It only takes a broken air gap if 1/4" or so to prevent the moisture in the water reservoir from wicking up into the 3.3 cu. ft. potting mix. So I erred on the conservative side to make the 1" mound over the wicking basket to compensate for the settling that will naturally occur. Also, by making that cupcake mound initially, the landscape fabric is then in a convex form, and will leave flexing of the material to eventually form a concave shape as the mix in the wicking basket settles. Make sense??

Ray
rnewste is offline   Reply With Quote
Old November 29, 2008   #13
dice
Tomatovillian™
 
Join Date: Jan 2007
Location: PNW
Posts: 4,750
Default

Quote:
Make sense?
Sure, I think it is a good idea. It is just that most of the
landscape fabric that I have used was fairly soft and pliable
once it was wet, and I still think that stuff may deform into
the hole with wet soil above it. (I have seen so-called
"commercial grade" landscape fabric that was made of different
material, seemed like a plastic or some kind of fiber with a slick
coating on it, that probably does not have the same
characteristics).

I can see fine material being carried out of the wicking basket
by water over time and dispersing in the reservoir, so it makes
sense that the original mix in the wicking basket will lose
volume. I did not particularly pack it in there this year, because
I was not using landscape fabric beneath the container mix and
expected no problems with wicking, but I will probably
remember this detail the next time I set one up.:-)
__________________
--
alias
dice is offline   Reply With Quote
Old November 29, 2008   #14
ContainerTed
Tomatovillian™
 
ContainerTed's Avatar
 
Join Date: Jul 2008
Location: 6a - NE Tennessee
Posts: 2,545
Default

I will be building several "tub" types for next year. I am electing to cover sides of the wicking device with landscape fabric as well. This is solely to minimize the amount of material from being carried off by the water.

Ray, have you thought about cutting an "X" (of some size) in the landscape fabric over the wicking basket, to help minimize the settling of the growing medium???
__________________
Ted
Owner/Operator
Muddy Bucket Farm
ContainerTed is offline   Reply With Quote
Old November 29, 2008   #15
rnewste
Tomatovillian™
 
rnewste's Avatar
 
Join Date: Apr 2007
Location: Campbell, CA
Posts: 3,648
Default

Ted,

Here is proof-positive as to why I will NOT cut any openings in the landscape fabric:

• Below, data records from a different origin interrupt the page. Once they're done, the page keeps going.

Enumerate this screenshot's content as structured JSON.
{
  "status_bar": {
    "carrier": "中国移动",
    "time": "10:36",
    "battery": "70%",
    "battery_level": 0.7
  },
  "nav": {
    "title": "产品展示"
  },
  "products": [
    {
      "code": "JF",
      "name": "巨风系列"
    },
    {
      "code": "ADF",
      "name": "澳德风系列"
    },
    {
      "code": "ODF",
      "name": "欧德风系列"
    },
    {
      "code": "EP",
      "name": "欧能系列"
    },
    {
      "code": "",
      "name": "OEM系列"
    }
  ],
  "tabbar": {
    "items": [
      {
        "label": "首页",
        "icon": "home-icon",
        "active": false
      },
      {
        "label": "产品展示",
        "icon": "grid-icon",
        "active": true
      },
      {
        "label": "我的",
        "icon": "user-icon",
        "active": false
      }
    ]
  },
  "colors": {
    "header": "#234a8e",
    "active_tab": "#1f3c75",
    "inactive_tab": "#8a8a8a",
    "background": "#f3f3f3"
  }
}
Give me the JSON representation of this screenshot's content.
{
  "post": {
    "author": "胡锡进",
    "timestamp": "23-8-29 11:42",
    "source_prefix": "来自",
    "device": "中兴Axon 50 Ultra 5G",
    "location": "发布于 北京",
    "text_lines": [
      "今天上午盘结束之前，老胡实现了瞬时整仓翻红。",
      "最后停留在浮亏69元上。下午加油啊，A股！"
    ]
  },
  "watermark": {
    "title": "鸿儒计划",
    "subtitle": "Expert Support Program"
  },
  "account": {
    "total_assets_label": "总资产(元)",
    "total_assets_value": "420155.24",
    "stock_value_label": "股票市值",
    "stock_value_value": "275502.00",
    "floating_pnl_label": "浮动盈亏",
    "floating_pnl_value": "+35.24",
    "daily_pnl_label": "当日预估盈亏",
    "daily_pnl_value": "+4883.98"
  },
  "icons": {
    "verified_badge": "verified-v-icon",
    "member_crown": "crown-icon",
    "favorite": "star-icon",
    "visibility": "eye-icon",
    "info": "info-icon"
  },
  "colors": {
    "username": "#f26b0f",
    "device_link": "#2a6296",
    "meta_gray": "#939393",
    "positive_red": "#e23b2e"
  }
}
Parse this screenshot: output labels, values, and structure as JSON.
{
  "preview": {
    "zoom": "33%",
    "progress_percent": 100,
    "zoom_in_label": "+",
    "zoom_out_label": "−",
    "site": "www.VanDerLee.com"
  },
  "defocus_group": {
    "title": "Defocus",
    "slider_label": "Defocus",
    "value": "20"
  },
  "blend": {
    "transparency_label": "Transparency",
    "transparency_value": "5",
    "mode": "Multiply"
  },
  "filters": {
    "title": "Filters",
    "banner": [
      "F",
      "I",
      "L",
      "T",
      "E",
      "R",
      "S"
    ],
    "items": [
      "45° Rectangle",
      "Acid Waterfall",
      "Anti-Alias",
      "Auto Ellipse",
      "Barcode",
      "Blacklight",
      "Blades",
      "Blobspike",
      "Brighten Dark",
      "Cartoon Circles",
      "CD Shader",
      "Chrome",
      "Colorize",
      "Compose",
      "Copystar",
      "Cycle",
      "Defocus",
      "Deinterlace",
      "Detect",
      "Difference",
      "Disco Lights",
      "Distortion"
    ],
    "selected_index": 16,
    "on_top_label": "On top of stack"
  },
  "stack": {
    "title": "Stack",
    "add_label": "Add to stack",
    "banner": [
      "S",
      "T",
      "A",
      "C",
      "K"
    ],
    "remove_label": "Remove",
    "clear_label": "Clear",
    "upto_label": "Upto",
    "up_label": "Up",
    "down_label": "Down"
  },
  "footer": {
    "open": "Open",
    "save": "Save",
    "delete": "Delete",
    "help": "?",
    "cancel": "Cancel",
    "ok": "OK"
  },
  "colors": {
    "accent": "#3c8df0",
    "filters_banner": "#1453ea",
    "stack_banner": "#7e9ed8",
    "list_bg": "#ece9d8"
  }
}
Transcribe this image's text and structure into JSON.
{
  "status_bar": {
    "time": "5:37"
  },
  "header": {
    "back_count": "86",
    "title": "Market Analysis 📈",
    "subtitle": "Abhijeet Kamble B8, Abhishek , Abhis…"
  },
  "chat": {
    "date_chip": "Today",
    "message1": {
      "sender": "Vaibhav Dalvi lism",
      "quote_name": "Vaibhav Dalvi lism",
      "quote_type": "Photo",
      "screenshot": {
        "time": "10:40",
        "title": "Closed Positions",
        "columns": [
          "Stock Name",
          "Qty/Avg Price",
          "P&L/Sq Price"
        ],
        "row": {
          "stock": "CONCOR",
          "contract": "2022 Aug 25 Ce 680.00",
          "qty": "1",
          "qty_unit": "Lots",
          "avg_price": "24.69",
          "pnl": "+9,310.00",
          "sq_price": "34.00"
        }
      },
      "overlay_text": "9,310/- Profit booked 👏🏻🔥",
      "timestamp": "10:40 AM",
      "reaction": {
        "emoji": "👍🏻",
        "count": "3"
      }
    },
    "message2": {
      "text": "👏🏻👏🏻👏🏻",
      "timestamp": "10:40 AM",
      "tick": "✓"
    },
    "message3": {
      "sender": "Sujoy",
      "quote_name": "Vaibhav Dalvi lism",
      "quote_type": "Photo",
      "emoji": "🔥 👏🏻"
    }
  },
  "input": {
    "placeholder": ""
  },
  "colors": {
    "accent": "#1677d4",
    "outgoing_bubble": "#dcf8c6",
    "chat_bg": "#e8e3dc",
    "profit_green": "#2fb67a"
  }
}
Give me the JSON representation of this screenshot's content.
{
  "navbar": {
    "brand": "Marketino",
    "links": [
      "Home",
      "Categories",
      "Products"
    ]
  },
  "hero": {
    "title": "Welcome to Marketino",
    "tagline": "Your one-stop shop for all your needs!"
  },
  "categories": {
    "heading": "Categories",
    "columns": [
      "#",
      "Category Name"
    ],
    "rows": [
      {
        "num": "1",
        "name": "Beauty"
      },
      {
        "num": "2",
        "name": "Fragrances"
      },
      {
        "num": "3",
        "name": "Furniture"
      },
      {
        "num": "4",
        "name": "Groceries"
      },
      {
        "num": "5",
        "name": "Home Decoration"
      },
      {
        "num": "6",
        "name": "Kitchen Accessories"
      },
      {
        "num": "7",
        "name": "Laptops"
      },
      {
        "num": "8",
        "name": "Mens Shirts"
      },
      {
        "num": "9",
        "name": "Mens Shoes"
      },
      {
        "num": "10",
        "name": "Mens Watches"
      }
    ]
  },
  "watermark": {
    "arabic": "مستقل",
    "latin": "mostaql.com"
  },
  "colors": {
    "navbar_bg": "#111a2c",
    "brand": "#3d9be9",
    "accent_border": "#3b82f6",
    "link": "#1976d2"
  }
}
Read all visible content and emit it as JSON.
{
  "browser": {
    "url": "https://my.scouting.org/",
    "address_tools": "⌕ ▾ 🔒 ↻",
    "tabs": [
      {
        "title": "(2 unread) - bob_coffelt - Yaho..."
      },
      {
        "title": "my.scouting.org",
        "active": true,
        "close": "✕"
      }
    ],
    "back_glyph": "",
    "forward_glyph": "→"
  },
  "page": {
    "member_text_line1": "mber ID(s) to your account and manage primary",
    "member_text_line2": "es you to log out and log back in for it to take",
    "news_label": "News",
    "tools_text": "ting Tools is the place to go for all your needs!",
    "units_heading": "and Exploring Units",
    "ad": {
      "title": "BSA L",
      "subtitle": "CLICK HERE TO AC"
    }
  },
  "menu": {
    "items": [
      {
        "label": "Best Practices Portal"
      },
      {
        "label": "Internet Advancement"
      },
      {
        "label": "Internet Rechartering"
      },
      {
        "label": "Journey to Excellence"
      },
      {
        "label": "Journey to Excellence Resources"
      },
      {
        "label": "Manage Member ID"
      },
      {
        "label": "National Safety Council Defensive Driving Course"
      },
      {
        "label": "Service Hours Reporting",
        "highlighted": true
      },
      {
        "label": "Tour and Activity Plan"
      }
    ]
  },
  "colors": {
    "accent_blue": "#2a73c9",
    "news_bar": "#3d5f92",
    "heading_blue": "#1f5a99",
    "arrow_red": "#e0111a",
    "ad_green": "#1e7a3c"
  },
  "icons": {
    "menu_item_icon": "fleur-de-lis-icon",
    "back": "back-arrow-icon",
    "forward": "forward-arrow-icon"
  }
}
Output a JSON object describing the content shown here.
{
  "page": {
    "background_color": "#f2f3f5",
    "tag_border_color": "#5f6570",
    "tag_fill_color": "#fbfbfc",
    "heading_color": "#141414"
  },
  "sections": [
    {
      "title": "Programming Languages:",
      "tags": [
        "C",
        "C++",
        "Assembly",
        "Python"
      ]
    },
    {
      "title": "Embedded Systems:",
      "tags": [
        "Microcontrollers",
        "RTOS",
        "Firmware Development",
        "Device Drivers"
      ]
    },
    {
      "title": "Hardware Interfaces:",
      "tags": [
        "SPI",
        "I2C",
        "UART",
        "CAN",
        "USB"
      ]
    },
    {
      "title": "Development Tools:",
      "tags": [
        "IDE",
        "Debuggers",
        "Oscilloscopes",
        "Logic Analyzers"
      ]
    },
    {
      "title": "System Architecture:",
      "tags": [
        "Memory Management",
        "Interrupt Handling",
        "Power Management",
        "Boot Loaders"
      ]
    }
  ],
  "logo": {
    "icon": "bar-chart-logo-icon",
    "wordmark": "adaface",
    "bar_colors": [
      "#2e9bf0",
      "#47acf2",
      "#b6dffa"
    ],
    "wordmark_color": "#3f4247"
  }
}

The root system will clog up the wicking basket if you cut an "X" in the landscape fabric above it. The cupcake mound is the best way that I have found to assure continuous contact of the potting mix in the wicking basket with the mix above the landscape fabric layer.





Ray
rnewste is offline   Reply With Quote
Reply

Thread Tools
Display Modes

Posting Rules
You may not post new threads
You may not post replies
You may not post attachments
You may not edit your posts

BB code is On
Smilies are On
[IMG] code is On
HTML code is Off

Forum Jump


All times are GMT -4. The time now is 08:43 AM.


★ Tomatoville® is a registered trademark of Commerce Holdings, LLC ★ All Content ©2014 Commerce Holdings, LLC ★